• Records for this exercise
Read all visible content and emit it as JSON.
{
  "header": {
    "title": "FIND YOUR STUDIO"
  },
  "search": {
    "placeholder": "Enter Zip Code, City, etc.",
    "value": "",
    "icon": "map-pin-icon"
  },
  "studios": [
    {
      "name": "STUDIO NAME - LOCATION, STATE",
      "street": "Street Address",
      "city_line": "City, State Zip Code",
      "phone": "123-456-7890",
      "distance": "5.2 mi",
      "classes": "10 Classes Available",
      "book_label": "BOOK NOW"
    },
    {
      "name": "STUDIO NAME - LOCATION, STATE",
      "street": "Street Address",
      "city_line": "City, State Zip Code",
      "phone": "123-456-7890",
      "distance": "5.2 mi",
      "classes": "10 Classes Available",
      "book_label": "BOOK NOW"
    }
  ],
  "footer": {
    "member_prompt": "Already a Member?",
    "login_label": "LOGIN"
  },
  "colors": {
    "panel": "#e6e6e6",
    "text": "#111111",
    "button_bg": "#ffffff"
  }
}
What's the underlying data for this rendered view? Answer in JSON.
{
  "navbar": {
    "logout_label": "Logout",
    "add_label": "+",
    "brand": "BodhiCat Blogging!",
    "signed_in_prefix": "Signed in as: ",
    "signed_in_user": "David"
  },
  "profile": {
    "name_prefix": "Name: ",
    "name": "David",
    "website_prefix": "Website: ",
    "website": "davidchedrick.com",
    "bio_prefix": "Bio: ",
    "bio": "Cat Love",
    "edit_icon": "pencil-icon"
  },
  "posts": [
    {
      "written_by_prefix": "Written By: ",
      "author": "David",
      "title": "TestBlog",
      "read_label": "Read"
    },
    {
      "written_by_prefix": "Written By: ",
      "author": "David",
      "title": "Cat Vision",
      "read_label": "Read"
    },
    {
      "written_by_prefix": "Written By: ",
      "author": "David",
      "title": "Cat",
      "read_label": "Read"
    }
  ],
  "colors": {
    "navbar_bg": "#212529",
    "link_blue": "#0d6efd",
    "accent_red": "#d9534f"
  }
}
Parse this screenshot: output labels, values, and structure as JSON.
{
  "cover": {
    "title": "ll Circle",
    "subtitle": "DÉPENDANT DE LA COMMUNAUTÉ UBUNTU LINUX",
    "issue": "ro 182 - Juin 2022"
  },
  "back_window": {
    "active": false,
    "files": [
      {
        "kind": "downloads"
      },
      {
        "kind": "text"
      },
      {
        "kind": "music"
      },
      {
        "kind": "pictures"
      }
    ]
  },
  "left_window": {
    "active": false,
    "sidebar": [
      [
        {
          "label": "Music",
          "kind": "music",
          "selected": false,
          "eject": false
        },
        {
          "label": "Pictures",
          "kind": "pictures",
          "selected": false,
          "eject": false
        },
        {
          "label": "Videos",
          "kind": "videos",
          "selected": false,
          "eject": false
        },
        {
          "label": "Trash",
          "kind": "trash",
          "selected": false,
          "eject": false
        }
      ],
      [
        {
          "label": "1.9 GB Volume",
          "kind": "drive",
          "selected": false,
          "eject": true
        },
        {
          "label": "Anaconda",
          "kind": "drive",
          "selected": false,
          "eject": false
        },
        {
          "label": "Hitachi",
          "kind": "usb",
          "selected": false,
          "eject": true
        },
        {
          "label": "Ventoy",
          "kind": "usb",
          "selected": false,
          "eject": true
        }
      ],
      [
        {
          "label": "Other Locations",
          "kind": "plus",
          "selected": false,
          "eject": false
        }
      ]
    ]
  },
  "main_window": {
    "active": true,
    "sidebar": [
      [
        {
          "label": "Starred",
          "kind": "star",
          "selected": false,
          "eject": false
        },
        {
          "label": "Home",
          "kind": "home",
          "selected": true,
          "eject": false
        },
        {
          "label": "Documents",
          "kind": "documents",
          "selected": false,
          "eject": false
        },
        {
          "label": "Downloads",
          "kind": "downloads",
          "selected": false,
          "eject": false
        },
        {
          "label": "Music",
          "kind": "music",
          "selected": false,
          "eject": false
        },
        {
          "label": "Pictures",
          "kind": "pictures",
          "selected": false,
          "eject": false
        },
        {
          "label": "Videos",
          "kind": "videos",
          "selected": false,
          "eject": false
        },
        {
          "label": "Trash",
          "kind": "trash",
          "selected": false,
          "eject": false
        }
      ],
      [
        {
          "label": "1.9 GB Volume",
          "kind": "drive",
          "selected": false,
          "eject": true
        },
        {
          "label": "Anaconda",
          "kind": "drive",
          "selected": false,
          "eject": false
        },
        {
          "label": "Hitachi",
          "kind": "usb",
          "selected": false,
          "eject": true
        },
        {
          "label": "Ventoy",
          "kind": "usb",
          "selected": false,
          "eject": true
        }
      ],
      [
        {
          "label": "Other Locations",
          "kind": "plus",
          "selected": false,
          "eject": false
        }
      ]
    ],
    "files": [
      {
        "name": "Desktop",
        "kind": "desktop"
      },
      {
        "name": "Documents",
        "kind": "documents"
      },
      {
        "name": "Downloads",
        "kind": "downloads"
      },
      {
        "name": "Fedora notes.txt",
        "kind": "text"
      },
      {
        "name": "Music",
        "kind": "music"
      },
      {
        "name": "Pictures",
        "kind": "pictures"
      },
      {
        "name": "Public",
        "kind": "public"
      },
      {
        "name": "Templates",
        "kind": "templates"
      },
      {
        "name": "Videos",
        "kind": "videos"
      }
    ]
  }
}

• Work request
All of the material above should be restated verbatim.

• Exercise output
Read all visible content and emit it as JSON.
{
  "header": {
    "title": "FIND YOUR STUDIO"
  },
  "search": {
    "placeholder": "Enter Zip Code, City, etc.",
    "value": "",
    "icon": "map-pin-icon"
  },
  "studios": [
    {
      "name": "STUDIO NAME - LOCATION, STATE",
      "street": "Street Address",
      "city_line": "City, State Zip Code",
      "phone": "123-456-7890",
      "distance": "5.2 mi",
      "classes": "10 Classes Available",
      "book_label": "BOOK NOW"
    },
    {
      "name": "STUDIO NAME - LOCATION, STATE",
      "street": "Street Address",
      "city_line": "City, State Zip Code",
      "phone": "123-456-7890",
      "distance": "5.2 mi",
      "classes": "10 Classes Available",
      "book_label": "BOOK NOW"
    }
  ],
  "footer": {
    "member_prompt": "Already a Member?",
    "login_label": "LOGIN"
  },
  "colors": {
    "panel": "#e6e6e6",
    "text": "#111111",
    "button_bg": "#ffffff"
  }
}
What's the underlying data for this rendered view? Answer in JSON.
{
  "navbar": {
    "logout_label": "Logout",
    "add_label": "+",
    "brand": "BodhiCat Blogging!",
    "signed_in_prefix": "Signed in as: ",
    "signed_in_user": "David"
  },
  "profile": {
    "name_prefix": "Name: ",
    "name": "David",
    "website_prefix": "Website: ",
    "website": "davidchedrick.com",
    "bio_prefix": "Bio: ",
    "bio": "Cat Love",
    "edit_icon": "pencil-icon"
  },
  "posts": [
    {
      "written_by_prefix": "Written By: ",
      "author": "David",
      "title": "TestBlog",
      "read_label": "Read"
    },
    {
      "written_by_prefix": "Written By: ",
      "author": "David",
      "title": "Cat Vision",
      "read_label": "Read"
    },
    {
      "written_by_prefix": "Written By: ",
      "author": "David",
      "title": "Cat",
      "read_label": "Read"
    }
  ],
  "colors": {
    "navbar_bg": "#212529",
    "link_blue": "#0d6efd",
    "accent_red": "#d9534f"
  }
}
Parse this screenshot: output labels, values, and structure as JSON.
{
  "cover": {
    "title": "ll Circle",
    "subtitle": "DÉPENDANT DE LA COMMUNAUTÉ UBUNTU LINUX",
    "issue": "ro 182 - Juin 2022"
  },
  "back_window": {
    "active": false,
    "files": [
      {
        "kind": "downloads"
      },
      {
        "kind": "text"
      },
      {
        "kind": "music"
      },
      {
        "kind": "pictures"
      }
    ]
  },
  "left_window": {
    "active": false,
    "sidebar": [
      [
        {
          "label": "Music",
          "kind": "music",
          "selected": false,
          "eject": false
        },
        {
          "label": "Pictures",
          "kind": "pictures",
          "selected": false,
          "eject": false
        },
        {
          "label": "Videos",
          "kind": "videos",
          "selected": false,
          "eject": false
        },
        {
          "label": "Trash",
          "kind": "trash",
          "selected": false,
          "eject": false
        }
      ],
      [
        {
          "label": "1.9 GB Volume",
          "kind": "drive",
          "selected": false,
          "eject": true
        },
        {
          "label": "Anaconda",
          "kind": "drive",
          "selected": false,
          "eject": false
        },
        {
          "label": "Hitachi",
          "kind": "usb",
          "selected": false,
          "eject": true
        },
        {
          "label": "Ventoy",
          "kind": "usb",
          "selected": false,
          "eject": true
        }
      ],
      [
        {
          "label": "Other Locations",
          "kind": "plus",
          "selected": false,
          "eject": false
        }
      ]
    ]
  },
  "main_window": {
    "active": true,
    "sidebar": [
      [
        {
          "label": "Starred",
          "kind": "star",
          "selected": false,
          "eject": false
        },
        {
          "label": "Home",
          "kind": "home",
          "selected": true,
          "eject": false
        },
        {
          "label": "Documents",
          "kind": "documents",
          "selected": false,
          "eject": false
        },
        {
          "label": "Downloads",
          "kind": "downloads",
          "selected": false,
          "eject": false
        },
        {
          "label": "Music",
          "kind": "music",
          "selected": false,
          "eject": false
        },
        {
          "label": "Pictures",
          "kind": "pictures",
          "selected": false,
          "eject": false
        },
        {
          "label": "Videos",
          "kind": "videos",
          "selected": false,
          "eject": false
        },
        {
          "label": "Trash",
          "kind": "trash",
          "selected": false,
          "eject": false
        }
      ],
      [
        {
          "label": "1.9 GB Volume",
          "kind": "drive",
          "selected": false,
          "eject": true
        },
        {
          "label": "Anaconda",
          "kind": "drive",
          "selected": false,
          "eject": false
        },
        {
          "label": "Hitachi",
          "kind": "usb",
          "selected": false,
          "eject": true
        },
        {
          "label": "Ventoy",
          "kind": "usb",
          "selected": false,
          "eject": true
        }
      ],
      [
        {
          "label": "Other Locations",
          "kind": "plus",
          "selected": false,
          "eject": false
        }
      ]
    ],
    "files": [
      {
        "name": "Desktop",
        "kind": "desktop"
      },
      {
        "name": "Documents",
        "kind": "documents"
      },
      {
        "name": "Downloads",
        "kind": "downloads"
      },
      {
        "name": "Fedora notes.txt",
        "kind": "text"
      },
      {
        "name": "Music",
        "kind": "music"
      },
      {
        "name": "Pictures",
        "kind": "pictures"
      },
      {
        "name": "Public",
        "kind": "public"
      },
      {
        "name": "Templates",
        "kind": "templates"
      },
      {
        "name": "Videos",
        "kind": "videos"
      }
    ]
  }
}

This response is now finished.